Requirement. Give the records again exactly, with every character kept.

--- --- ---

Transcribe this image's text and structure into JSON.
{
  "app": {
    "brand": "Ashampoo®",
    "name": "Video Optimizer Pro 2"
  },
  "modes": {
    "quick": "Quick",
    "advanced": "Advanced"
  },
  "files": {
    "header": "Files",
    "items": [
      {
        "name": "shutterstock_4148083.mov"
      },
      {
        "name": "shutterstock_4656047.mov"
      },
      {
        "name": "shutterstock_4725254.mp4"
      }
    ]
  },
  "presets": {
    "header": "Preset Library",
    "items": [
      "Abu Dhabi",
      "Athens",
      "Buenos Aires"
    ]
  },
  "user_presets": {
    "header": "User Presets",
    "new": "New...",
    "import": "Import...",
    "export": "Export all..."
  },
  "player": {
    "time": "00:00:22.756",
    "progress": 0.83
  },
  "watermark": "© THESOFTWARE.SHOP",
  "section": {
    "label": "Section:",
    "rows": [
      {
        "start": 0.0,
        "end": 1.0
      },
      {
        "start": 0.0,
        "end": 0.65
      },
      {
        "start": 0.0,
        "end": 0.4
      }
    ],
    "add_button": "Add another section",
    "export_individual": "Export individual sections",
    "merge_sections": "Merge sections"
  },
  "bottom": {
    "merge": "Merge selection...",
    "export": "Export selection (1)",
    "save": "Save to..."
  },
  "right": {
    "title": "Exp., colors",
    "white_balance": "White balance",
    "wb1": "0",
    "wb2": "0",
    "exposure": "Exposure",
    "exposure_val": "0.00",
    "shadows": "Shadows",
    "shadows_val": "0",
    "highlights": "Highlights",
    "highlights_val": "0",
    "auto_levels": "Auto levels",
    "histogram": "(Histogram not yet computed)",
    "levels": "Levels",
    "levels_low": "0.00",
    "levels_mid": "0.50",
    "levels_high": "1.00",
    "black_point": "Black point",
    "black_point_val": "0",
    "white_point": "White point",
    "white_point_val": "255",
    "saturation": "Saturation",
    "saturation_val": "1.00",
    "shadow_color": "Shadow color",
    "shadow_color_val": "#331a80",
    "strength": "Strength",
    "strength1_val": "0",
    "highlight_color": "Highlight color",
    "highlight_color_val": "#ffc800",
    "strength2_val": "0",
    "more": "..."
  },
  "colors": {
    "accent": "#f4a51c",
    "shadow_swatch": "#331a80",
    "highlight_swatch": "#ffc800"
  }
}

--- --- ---

Result below.
Transcribe this image's text and structure into JSON.
{
  "app": {
    "brand": "Ashampoo®",
    "name": "Video Optimizer Pro 2"
  },
  "modes": {
    "quick": "Quick",
    "advanced": "Advanced"
  },
  "files": {
    "header": "Files",
    "items": [
      {
        "name": "shutterstock_4148083.mov"
      },
      {
        "name": "shutterstock_4656047.mov"
      },
      {
        "name": "shutterstock_4725254.mp4"
      }
    ]
  },
  "presets": {
    "header": "Preset Library",
    "items": [
      "Abu Dhabi",
      "Athens",
      "Buenos Aires"
    ]
  },
  "user_presets": {
    "header": "User Presets",
    "new": "New...",
    "import": "Import...",
    "export": "Export all..."
  },
  "player": {
    "time": "00:00:22.756",
    "progress": 0.83
  },
  "watermark": "© THESOFTWARE.SHOP",
  "section": {
    "label": "Section:",
    "rows": [
      {
        "start": 0.0,
        "end": 1.0
      },
      {
        "start": 0.0,
        "end": 0.65
      },
      {
        "start": 0.0,
        "end": 0.4
      }
    ],
    "add_button": "Add another section",
    "export_individual": "Export individual sections",
    "merge_sections": "Merge sections"
  },
  "bottom": {
    "merge": "Merge selection...",
    "export": "Export selection (1)",
    "save": "Save to..."
  },
  "right": {
    "title": "Exp., colors",
    "white_balance": "White balance",
    "wb1": "0",
    "wb2": "0",
    "exposure": "Exposure",
    "exposure_val": "0.00",
    "shadows": "Shadows",
    "shadows_val": "0",
    "highlights": "Highlights",
    "highlights_val": "0",
    "auto_levels": "Auto levels",
    "histogram": "(Histogram not yet computed)",
    "levels": "Levels",
    "levels_low": "0.00",
    "levels_mid": "0.50",
    "levels_high": "1.00",
    "black_point": "Black point",
    "black_point_val": "0",
    "white_point": "White point",
    "white_point_val": "255",
    "saturation": "Saturation",
    "saturation_val": "1.00",
    "shadow_color": "Shadow color",
    "shadow_color_val": "#331a80",
    "strength": "Strength",
    "strength1_val": "0",
    "highlight_color": "Highlight color",
    "highlight_color_val": "#ffc800",
    "strength2_val": "0",
    "more": "..."
  },
  "colors": {
    "accent": "#f4a51c",
    "shadow_swatch": "#331a80",
    "highlight_swatch": "#ffc800"
  }
}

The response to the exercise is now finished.